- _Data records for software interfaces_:
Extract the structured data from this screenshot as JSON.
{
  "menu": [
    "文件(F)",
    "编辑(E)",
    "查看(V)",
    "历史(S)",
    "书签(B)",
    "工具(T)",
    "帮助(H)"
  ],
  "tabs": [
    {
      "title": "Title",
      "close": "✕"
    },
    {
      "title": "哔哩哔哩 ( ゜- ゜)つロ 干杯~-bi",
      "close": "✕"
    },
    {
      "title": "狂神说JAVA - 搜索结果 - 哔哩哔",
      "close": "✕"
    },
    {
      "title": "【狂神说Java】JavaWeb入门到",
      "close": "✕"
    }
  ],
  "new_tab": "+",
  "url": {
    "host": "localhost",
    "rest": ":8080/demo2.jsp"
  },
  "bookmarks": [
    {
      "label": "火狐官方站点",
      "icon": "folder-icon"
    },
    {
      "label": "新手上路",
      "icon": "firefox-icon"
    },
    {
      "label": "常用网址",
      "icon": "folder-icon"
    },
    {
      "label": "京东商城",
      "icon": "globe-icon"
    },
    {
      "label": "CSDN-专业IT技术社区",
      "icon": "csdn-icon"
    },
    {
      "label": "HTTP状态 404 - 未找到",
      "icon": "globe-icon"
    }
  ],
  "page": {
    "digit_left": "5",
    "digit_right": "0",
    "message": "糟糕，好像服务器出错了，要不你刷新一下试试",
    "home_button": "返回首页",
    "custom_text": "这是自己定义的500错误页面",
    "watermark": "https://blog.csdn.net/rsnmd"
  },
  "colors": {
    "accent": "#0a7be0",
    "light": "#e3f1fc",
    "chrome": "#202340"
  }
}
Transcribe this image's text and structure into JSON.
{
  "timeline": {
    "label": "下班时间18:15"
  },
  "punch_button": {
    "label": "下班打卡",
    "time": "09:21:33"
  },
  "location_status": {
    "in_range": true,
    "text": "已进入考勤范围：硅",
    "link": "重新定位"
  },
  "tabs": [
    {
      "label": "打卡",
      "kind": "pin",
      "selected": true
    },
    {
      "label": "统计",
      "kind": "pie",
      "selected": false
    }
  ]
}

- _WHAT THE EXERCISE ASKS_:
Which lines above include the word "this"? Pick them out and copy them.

- _FINISHED TASK_:
Extract the structured data from this screenshot as JSON.
Transcribe this image's text and structure into JSON.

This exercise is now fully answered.